Munchies: 2/5
Paranoia: 1/5
Racing Mind: 1/5
Chilled: 4/5
Giggly: 3.5/5
Chattiness: 2/5
Cottonmouth: 1/5

Joint #2

When I smoked this one, instead of a relaxation in my chest, I felt a tightness in my forehead and nose, a sensation I usually equate to sativas. My heartbeat felt faster and my mind was racing. I was very chatty, wanting to verbalize my thoughts. This definitely felt like a head high to me.


Munchies 4/5
Paranoia: 0/5
Racing Mind: 4/5
Chilled: 2.5/5
Giggly: 1/5
Chatty: 4/5
Cottonmouth: 1/5

The pre-rolls used in the blind taste test. (Photo credit: Jesse Klein)

Joint #3

I was extremely unmotivated to do anything after this joint.

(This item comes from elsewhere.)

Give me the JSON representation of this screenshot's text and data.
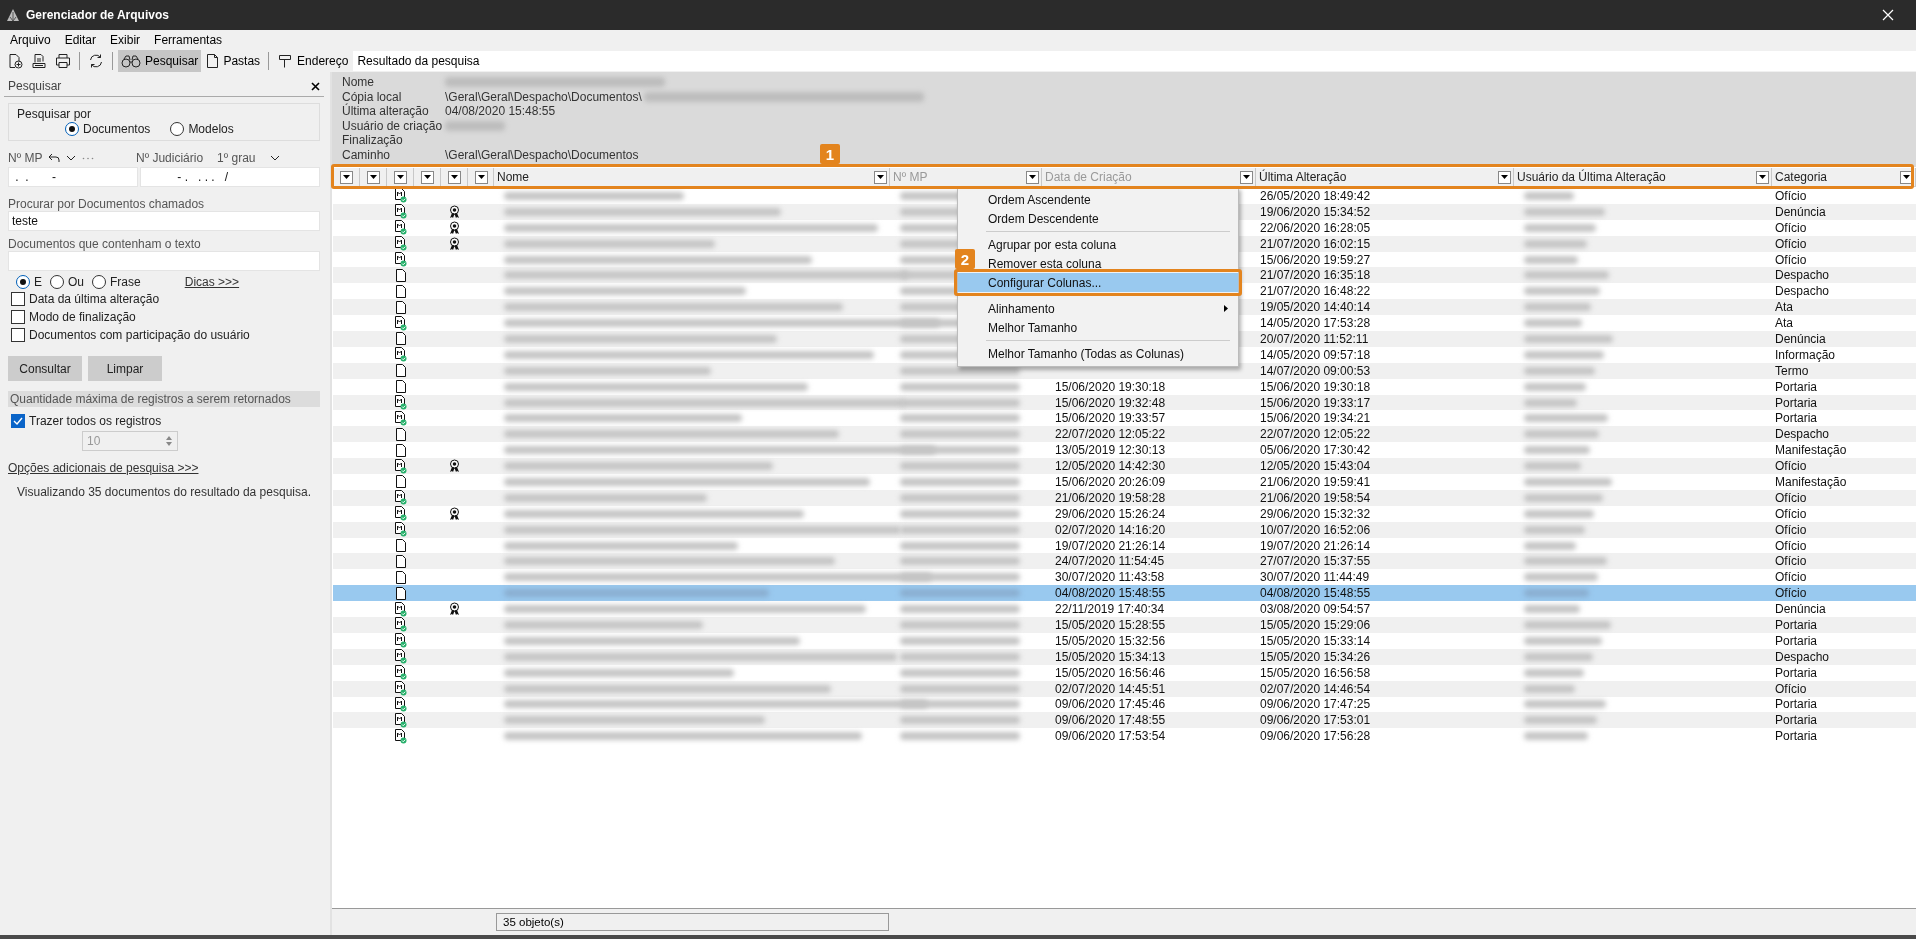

Washing the dishes from my dinner took every ounce of my willpower and the next morning I saw I hadn’t done a very good job. After washing up, I sat in uninterrupted silence with my friend without any anxiety about the lack of conversation. I felt the same feeling in my chest I experienced with the first joint leading me to peg this one as an indica as well.


Munchies 3.5/5:
Paranoia: 0/5
Racing mind: 1/5
Chilled: 4/5
Giggly: 2.5/5
Chatty: 1/5
Cottonmouth: 1/5

Joint #4

This almost immediately read sativa to me. I felt energized, dancing around my kitchen to Jungle. And when I wasn’t singing, I was chatting. My arms felt a little shaky, and I spent 10 minutes looking for my car keys, paranoid I had dropped them somewhere in my driveway, only to find them on the kitchen counter. And the head-high tightness behind my eyes seemed like a dead giveaway.


Munchies 2/5
Paranoia: 3/5
Racing mind: 4/5
Chilled: 2/5
Giggly: 2/5
Chatty: 4/5
Cottonmouth: 2/5

The Reveal

So, the scientists may have the stoners on this debate. Half of my guesses were correct for an experiment with a 50/50 shot of getting it right on chance alone. It was no better than if I had made my guesses before ever taking a puff.

Joint #1: WRONG

My guess: indica
Actual: sativa
Variety: Banjo

Joint #2: WRONG

My guess: sativa
Actual: indica
Variety: Banana OG

Joint #3: CORRECT

My guess: indica
Actual: indica
Variety: Skywalker OG

Joint #4: CORRECT

My guess: sativa
Actual: sativa
Variety: Clementine

While I didn’t quite detect the sativa and indica distinction, I did notice the change in THC percentage. I could distinguish between the first joint as a light high with its lower THC percentage at 17.88 per cent, and the highest joint, number three with almost 22 per cent, producing a much more intense effect.

After looking up their chemical profiles, I saw a few things that could explain my guesses. While Banana OG is an indica, it has a higher limonene content than the other strains, at 0.21 per cent, which could explain why I interpreted the “sunny” effects it produced as a sativa. On the other hand, Skywalker OG had a very high myrcene level and a high THC percentage, which like Russo said, made me very lazy. While I correctly guessed that this one was an indica, it was the myrcene and THC leading me in that direction.

But according to Russo, the psychoactive effects are mostly determined by your set and setting. And while I tried to control as many factors as possible, not every session’s environment was identical, and neither was my headspace.

“There is still [a] tremendous amount of subjective input into the effects a person is going to have,” Russo said. “But can consumers tell the difference in the effects of one cannabis versus another based on the biochemical content? Yes.”

So, there you have it. My very scientific experiment to determine if there really is a detectable difference between cultivars labeled as sativas and indicas came to the same conclusion as millions of dollars of academic research. If you don’t believe me, try it for yourself next time you’re at the counter.